Racism is not a partisan charge. It is our problem. We talk of disappearing jobs in coal country and the rust belt. But fifty years ago, when jobs disappeared from the black community, the power structures were unconcerned. White churches blamed the “welfare mentality.” In 1997 the New York Times wrote “the issue is not welfare but the disappearance of work in the ghetto. The problem has now reached catastrophic proportions and if it isn’t addressed it will have lasting and harmful consequences for the quality of life in the cities and, eventually, for the lives of all Americans.” That was twenty years ago!
Today, in multiple ways, those with power over black lives reflect the Constitution’s valuation of African Americans as 4/5 human. Fearful partisan minds promote wildly immorally inaccurate views of the “irresponsible poor” while ignoring the irresponsible rich. For a second year President Trump refuses to speak to the NAACP. The organization’s response: “We have lost the will of the current administration to listen” to the concerns of the minority community. This is beyond personal racism. Our country is desperately embracing the legal, structural racism that has plagued us from the beginning.
Most African Americans face this organized rebuke and scorn as nothing new. They’ve been here before—many times. They held on to survive slavery. With faith, they will survive this too.
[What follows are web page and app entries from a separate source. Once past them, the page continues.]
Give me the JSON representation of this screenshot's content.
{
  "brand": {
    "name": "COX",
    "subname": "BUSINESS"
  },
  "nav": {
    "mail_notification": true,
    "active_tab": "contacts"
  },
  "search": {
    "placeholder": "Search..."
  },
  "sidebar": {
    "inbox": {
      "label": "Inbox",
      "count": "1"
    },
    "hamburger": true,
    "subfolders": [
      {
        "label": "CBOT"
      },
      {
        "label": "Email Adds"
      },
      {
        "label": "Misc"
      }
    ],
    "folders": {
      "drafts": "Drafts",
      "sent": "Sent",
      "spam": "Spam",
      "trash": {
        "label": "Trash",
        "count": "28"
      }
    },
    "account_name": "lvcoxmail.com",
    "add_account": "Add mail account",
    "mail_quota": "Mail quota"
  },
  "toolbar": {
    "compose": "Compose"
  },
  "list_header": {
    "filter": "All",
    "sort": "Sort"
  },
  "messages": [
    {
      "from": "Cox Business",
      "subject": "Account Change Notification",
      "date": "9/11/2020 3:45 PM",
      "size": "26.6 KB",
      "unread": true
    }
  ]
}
But on television you can hear the fear—liberals fearful of the future, supporters of Trump fearful of “the other”. Healthy Christianity would give hope, even in the face of disaster. Yet its loudest voices trust instead in structures of power. The religion has forgotten the Jesus who said not to fear. But I believe he is real, and alive today, and offers himself as an “ever-present help in time of trouble.”
The predicted catastrophic days are here. All Americans, rich and poor, left and right, are facing the impact of slavery and our national hangover from slavery. We long to end this civil war of character assassination. And we see the danger of trusting strong leaders who listen only to themselves.
But where are the political leaders committed to helping people who need help? We hear only the tired professional repetition of answers to last century’s questions. We are desperate for a bold vision that responds to genuine needs across the political spectrum. We want to be challenged. Like a bright North Star, we need a vision adequate to inspire action by the millions of us, wherever we find ourselves in all our wild diversity. E Pluribus Unum.
Who knows? Such a vision might even inspire the honest confession of more memorial plaques. And that would be a true miracle.